Segment Start: EXTRACTED DATA

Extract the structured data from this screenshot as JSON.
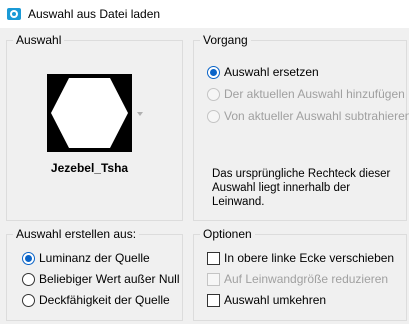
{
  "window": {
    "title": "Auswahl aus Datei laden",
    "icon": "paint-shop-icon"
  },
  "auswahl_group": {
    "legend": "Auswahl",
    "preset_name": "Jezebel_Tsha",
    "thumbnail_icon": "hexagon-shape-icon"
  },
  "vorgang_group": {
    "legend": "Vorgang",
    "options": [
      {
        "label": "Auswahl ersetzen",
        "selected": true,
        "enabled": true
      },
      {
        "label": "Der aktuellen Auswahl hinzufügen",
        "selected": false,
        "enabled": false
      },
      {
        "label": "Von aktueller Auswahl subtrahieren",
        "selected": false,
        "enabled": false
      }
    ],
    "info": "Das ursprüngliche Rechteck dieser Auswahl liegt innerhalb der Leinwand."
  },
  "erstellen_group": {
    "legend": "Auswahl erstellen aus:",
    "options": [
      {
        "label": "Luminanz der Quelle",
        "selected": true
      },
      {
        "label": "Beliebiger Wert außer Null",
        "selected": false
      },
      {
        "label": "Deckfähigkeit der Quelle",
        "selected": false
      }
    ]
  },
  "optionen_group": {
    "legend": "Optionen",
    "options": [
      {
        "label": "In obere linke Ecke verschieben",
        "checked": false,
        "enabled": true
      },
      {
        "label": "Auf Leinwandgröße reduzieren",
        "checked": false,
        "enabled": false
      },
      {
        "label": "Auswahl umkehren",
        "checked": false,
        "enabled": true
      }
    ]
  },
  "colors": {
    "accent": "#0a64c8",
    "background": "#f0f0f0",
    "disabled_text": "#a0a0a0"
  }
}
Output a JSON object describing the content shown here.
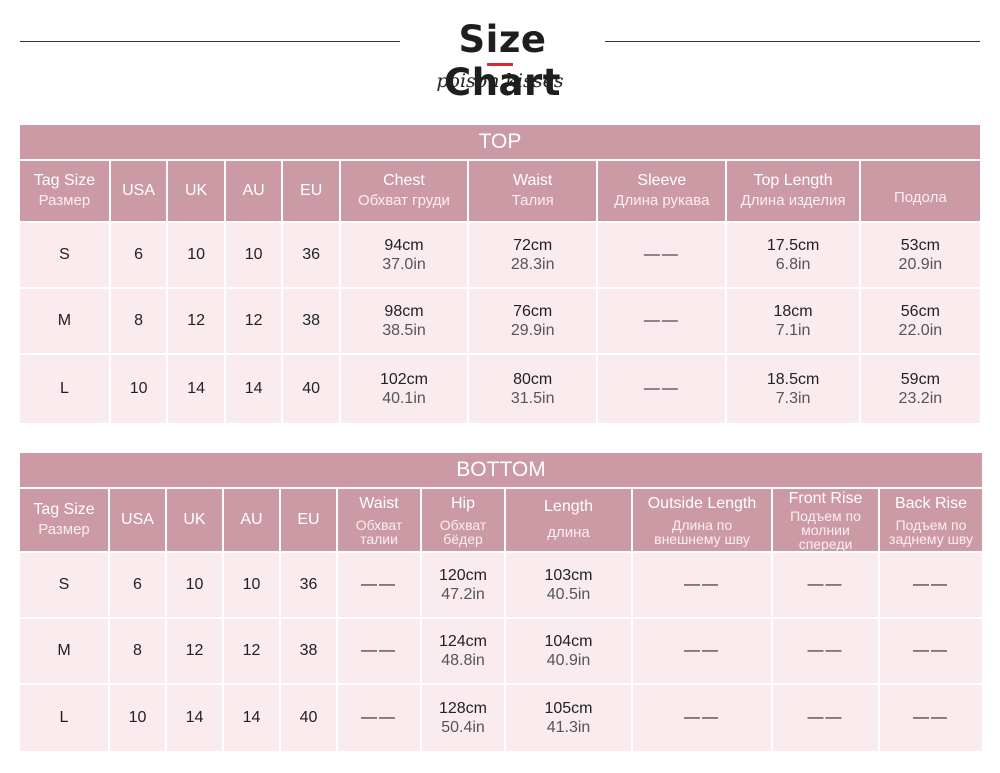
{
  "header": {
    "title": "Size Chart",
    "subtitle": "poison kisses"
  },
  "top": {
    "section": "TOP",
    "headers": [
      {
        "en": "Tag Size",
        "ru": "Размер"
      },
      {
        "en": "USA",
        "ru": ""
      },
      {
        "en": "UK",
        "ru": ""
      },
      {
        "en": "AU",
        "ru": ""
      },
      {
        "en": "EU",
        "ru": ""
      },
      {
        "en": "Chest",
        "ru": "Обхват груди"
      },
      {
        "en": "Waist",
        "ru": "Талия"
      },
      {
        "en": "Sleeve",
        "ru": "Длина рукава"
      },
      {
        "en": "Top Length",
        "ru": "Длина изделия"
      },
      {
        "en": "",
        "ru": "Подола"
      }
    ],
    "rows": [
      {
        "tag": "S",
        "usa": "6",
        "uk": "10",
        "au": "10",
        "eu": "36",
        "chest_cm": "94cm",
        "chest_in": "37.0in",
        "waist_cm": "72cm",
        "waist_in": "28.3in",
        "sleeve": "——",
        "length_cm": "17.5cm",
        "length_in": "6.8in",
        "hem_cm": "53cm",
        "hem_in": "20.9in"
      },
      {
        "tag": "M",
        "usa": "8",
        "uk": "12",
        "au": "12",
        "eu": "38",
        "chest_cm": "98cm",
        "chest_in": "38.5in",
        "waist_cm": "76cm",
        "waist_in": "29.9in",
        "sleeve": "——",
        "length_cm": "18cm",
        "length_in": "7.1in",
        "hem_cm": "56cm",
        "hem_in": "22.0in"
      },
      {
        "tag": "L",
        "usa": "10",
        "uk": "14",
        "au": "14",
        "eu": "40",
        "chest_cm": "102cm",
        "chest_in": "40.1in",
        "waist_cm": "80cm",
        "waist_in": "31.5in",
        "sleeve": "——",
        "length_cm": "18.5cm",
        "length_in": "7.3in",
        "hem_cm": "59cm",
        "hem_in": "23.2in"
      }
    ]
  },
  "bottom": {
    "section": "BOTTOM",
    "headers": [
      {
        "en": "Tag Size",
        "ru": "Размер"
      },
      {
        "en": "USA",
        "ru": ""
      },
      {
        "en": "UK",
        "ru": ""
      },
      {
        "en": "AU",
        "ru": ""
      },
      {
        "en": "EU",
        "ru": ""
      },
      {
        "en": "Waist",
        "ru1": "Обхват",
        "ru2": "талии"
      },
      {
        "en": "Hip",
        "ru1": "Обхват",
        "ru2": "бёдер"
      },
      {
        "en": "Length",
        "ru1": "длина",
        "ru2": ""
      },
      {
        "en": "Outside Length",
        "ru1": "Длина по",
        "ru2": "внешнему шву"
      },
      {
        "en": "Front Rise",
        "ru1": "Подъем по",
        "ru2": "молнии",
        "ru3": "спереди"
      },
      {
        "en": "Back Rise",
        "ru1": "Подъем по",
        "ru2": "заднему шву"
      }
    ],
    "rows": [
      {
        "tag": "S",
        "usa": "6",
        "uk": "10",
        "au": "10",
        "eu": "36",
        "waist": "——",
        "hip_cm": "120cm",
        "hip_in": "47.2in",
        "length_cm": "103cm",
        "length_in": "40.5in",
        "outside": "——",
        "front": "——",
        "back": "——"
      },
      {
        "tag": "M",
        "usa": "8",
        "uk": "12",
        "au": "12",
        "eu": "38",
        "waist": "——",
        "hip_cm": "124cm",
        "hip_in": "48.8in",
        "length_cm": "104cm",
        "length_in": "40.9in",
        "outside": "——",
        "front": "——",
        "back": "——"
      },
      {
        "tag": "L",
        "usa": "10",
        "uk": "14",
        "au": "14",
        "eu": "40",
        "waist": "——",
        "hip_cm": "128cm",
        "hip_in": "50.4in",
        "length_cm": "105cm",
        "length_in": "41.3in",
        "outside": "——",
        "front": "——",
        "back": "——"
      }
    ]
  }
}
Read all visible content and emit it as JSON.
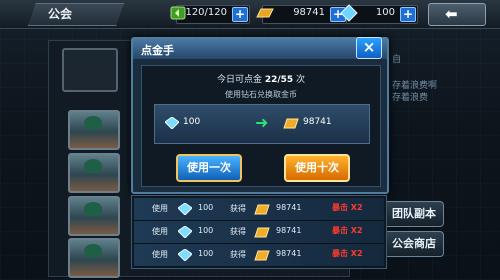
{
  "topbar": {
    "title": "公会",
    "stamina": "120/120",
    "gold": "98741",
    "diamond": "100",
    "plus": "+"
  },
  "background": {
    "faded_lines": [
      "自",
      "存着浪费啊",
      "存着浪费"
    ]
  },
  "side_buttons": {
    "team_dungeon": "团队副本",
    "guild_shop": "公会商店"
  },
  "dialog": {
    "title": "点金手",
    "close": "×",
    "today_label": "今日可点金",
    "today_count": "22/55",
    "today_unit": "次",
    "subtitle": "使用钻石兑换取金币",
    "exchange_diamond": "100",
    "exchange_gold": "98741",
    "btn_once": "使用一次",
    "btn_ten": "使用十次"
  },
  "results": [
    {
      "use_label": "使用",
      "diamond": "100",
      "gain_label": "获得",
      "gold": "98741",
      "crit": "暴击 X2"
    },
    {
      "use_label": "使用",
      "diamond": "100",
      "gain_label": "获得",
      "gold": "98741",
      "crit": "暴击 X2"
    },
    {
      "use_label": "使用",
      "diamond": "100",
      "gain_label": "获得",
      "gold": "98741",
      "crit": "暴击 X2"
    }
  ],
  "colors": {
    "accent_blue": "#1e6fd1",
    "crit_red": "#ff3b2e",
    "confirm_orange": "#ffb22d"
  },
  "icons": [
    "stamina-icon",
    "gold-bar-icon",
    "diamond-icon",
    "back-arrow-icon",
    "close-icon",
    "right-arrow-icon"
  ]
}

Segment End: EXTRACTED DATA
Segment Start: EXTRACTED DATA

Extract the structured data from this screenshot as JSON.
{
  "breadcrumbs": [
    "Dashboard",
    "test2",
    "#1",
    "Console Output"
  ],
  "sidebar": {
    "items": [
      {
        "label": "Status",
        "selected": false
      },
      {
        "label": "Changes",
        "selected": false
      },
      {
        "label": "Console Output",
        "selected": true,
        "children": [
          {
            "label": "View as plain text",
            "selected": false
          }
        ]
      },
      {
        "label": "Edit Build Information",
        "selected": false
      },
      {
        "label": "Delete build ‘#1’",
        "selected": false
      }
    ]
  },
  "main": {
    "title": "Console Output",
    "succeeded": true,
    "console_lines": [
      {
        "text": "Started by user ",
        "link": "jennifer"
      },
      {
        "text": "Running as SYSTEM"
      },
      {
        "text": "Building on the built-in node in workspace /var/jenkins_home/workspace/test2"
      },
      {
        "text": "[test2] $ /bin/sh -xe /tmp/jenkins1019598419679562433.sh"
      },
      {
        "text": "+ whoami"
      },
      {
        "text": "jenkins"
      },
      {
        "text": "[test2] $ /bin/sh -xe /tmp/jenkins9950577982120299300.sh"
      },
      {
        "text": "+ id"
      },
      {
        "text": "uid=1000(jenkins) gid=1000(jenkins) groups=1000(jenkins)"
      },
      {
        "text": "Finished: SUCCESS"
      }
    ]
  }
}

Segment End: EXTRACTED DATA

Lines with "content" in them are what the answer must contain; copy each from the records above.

Output a JSON object describing the content shown here.
Read all visible content and emit it as JSON.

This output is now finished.